  • Recognition Problem There is a generation ready to step up to the plate that feels invisible to the current leadership. SOLUTIONS: •Search internally when recruiting •Acknowledge value & contributions of next gen leaders •Shift mental models – inclusiveness, coaching emilydavisconsulting.com
  • New Structures and Practices Current organizational structures are outdated. SOLUTION: Evaluate current models and redefine structures. emilydavisconsulting.com
  • The Communications Toolbox Every generation teaches us new technology… adapt or die! emilydavisconsulting.com
  • 10 Ways to Work with Every Gen 1. 2. 3. 4. 5. 6. 7. 8. 9. 10. Know each gen’s value Recruit & retain emerging leaders Learn individual & generational motivations Be flexible for work/life balance Encourage peer learning Invest in talent development Develop trust to advance the work Encourage emotional connection and intelligence Communicate what accountability looks like Understand & communicate work’s relevance emilydavisconsulting.com
  • Are You Ready to Rock? How many of you feel ready to take the first step toward meaningful engagement across generations? emilydavisconsulting.com
  • 5 Things To Do Today 1. Make a plan 2. Watch others 3. Attend trainings & ask for support 4. Invite participation 5. Support new ideas emilydavisconsulting.com
  • Resources • Working Across Generations • Liquid Leadership • From Boomers to Bloggers • Ready to Lead? • 5 Leadership Toys for the Multigenerational Workplace Sandbox • Stepping Up or Stepping Out • Daring to Lead • Building Movement Project • 21/64 • Annie E. Casey Foundation emilydavisconsulting.com
  • emilydavisconsulting.com
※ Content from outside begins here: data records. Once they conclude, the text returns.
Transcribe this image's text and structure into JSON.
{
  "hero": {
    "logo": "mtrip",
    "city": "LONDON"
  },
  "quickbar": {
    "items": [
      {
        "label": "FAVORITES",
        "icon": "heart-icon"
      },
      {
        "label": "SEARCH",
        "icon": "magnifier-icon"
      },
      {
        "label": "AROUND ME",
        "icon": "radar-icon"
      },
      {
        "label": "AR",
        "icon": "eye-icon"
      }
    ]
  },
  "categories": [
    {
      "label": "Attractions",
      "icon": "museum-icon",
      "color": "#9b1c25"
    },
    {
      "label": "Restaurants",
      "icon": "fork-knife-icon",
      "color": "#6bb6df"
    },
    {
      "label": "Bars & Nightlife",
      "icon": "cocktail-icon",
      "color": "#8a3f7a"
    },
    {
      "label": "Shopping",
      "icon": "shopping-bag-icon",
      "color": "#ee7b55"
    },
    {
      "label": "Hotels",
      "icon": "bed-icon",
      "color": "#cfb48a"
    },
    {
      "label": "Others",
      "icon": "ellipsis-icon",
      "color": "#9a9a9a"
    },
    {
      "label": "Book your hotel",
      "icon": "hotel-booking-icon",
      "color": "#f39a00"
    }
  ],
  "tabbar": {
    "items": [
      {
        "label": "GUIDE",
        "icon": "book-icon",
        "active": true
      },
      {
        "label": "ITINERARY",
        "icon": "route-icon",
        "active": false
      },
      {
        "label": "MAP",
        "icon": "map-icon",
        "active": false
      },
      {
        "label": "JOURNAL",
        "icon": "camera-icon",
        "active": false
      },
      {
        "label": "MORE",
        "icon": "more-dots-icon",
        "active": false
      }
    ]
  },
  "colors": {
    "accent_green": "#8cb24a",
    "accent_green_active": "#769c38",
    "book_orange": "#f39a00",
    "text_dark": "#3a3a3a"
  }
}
  • Emily Davis, MNM EDA Consulting LLC (720) 515-0581 emily@emilydavisconsulting.com emilydavisconsulting.com emilydavisconsulting.com/blog Facebook.com/emilydavisconsulting twitter.com/edaconsulting Who Nonprofits & Philanthropy What Communications Governance Philanthropy How Speaking Training Consulting linkedin.com/in/emilylariedavis emilydavisconsulting.com